A background investigator failed to check a would-be trooper’s mental health history, allowing him to be hired for the Virginia State Police the year before he sexually extorted and kidnapped a 15-year-old girl and killed three members of her family in California, officials said.
Col. Gary Settle, the Virginia State Police superintendent, wrote in a Dec. 30 letter to the state’s inspector general that the hiring of Austin Lee Edwards, despite his 2016 involuntary admittance to a psychiatric facility, was “the direct result of human error” and appeared to be an isolated incident.
Edwards was hired by the state police in July 2021 and resigned nine months later. He was then hired as a deputy sheriff in Washington County, Virginia, last November, just nine days before the killings in California.
The slayings — and their connection to Virginia — prompted Virginia Gov. Glenn Youngkin to ask the state’s inspector general for a “full investigation.”
Edwards had posed online as a 17-year-old boy while communicating with the 15-year-old girl in California, a form of deception known as “catfishing.” He asked her to send nude photos of herself and she stopped responding to his messages.
On Nov. 25, Edwards killed the girl’s mother and grandparents, then set fire to their home in Riverside, a city about 50 miles (80 kilometers) southeast of downtown Los Angeles.
Edwards died by suicide during a shootout with San Bernardino sheriff’s deputies the same day. The girl was rescued. Riverside detectives are still investigating what prompted Edwards to drive across the country and whether he planned the killings in advance.
Settle’s letter was first reported Monday by the Los Angeles Times.
The Virginia State Police had previously — and repeatedly — said there were no red flags during Edwards’ background investigation. However, Edwards had disclosed his 2016 stay at the psychiatric facility — after he threatened to kill his father and himself when he was 21 — during a pre-polygraph interview. The episode was also first reported by the LA Times.
At the time, a judge barred Edwards from purchasing, possessing or transporting firearms and the Times did not find any record that he had petitioned a court to restore his gun rights.
Settle wrote that Edwards’ disclosure of the 2016 incident would not have been an immediate disqualifier for employment at that point of the hiring process but rather an “opportunity for clarification.”
But an unnamed background investigator queried the wrong database — the proper one was linked to firearms and would have pulled up the mental health order — and used the incorrect search code, Settle wrote. Using an incorrect search code meant the investigator did not see the mental health order — which would have disqualified Edwards from state police employment.
This investigator was the only one who was “unaware” of the requirement to search for mental health orders during the background process, according to Settle. A spokesperson for the state police did not immediately say whether that investigator had been disciplined or terminated due to the error.

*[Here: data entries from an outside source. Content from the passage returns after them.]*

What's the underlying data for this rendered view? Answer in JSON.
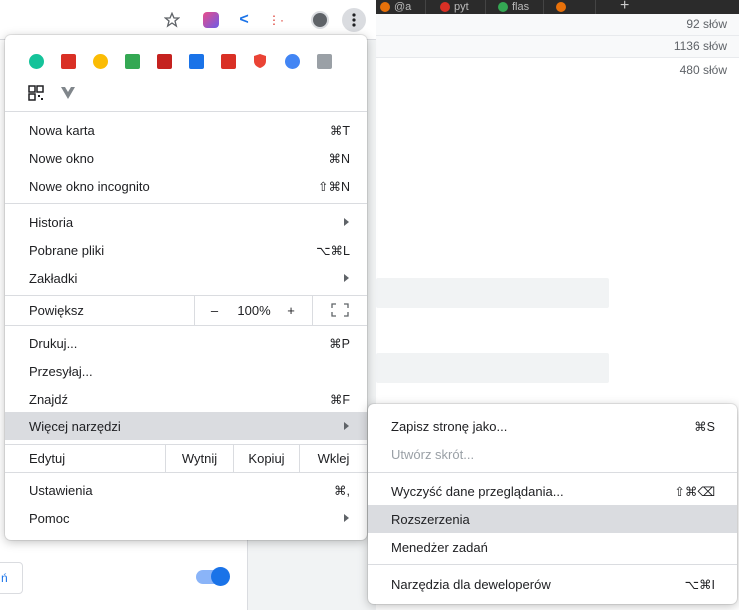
{
  "background": {
    "tabs": [
      {
        "title": "@a",
        "color": "#e8710a"
      },
      {
        "title": "pyt",
        "color": "#d93025"
      },
      {
        "title": "flas",
        "color": "#34a853"
      },
      {
        "title": "",
        "color": "#e8710a"
      }
    ],
    "word_counts": [
      "92 słów",
      "1136 słów",
      "480 słów"
    ],
    "left_panel_link": "ń"
  },
  "extensions": [
    {
      "name": "grammarly-icon",
      "color": "#15c39a"
    },
    {
      "name": "dots-extension-icon",
      "color": "#d93025"
    },
    {
      "name": "chrome-extension-icon",
      "color": "#fbbc04"
    },
    {
      "name": "arrow-extension-icon",
      "color": "#34a853"
    },
    {
      "name": "red-arrow-extension-icon",
      "color": "#c5221f"
    },
    {
      "name": "window-extension-icon",
      "color": "#1a73e8"
    },
    {
      "name": "pen-extension-icon",
      "color": "#d93025"
    },
    {
      "name": "shield-extension-icon",
      "color": "#ea4335"
    },
    {
      "name": "globe-extension-icon",
      "color": "#4285f4"
    },
    {
      "name": "gray-extension-icon",
      "color": "#9aa0a6"
    },
    {
      "name": "qr-code-icon",
      "color": "#202124"
    },
    {
      "name": "vue-extension-icon",
      "color": "#80868b"
    }
  ],
  "menu": {
    "new_tab": {
      "label": "Nowa karta",
      "shortcut": "⌘T"
    },
    "new_window": {
      "label": "Nowe okno",
      "shortcut": "⌘N"
    },
    "new_incognito": {
      "label": "Nowe okno incognito",
      "shortcut": "⇧⌘N"
    },
    "history": {
      "label": "Historia"
    },
    "downloads": {
      "label": "Pobrane pliki",
      "shortcut": "⌥⌘L"
    },
    "bookmarks": {
      "label": "Zakładki"
    },
    "zoom": {
      "label": "Powiększ",
      "minus": "–",
      "value": "100%",
      "plus": "+"
    },
    "print": {
      "label": "Drukuj...",
      "shortcut": "⌘P"
    },
    "cast": {
      "label": "Przesyłaj..."
    },
    "find": {
      "label": "Znajdź",
      "shortcut": "⌘F"
    },
    "more_tools": {
      "label": "Więcej narzędzi"
    },
    "edit": {
      "label": "Edytuj",
      "cut": "Wytnij",
      "copy": "Kopiuj",
      "paste": "Wklej"
    },
    "settings": {
      "label": "Ustawienia",
      "shortcut": "⌘,"
    },
    "help": {
      "label": "Pomoc"
    }
  },
  "submenu": {
    "save_page": {
      "label": "Zapisz stronę jako...",
      "shortcut": "⌘S"
    },
    "create_shortcut": {
      "label": "Utwórz skrót..."
    },
    "clear_data": {
      "label": "Wyczyść dane przeglądania...",
      "shortcut": "⇧⌘⌫"
    },
    "extensions": {
      "label": "Rozszerzenia"
    },
    "task_manager": {
      "label": "Menedżer zadań"
    },
    "dev_tools": {
      "label": "Narzędzia dla deweloperów",
      "shortcut": "⌥⌘I"
    }
  }
}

The state police has since changed its employment processes and background investigation policies and training as a result of Edwards’ hiring.
Youngkin’s office did not immediately respond to a request for comment Tuesday.
Associated Press reporter Denise Lavoie in Richmond, Virginia, contributed.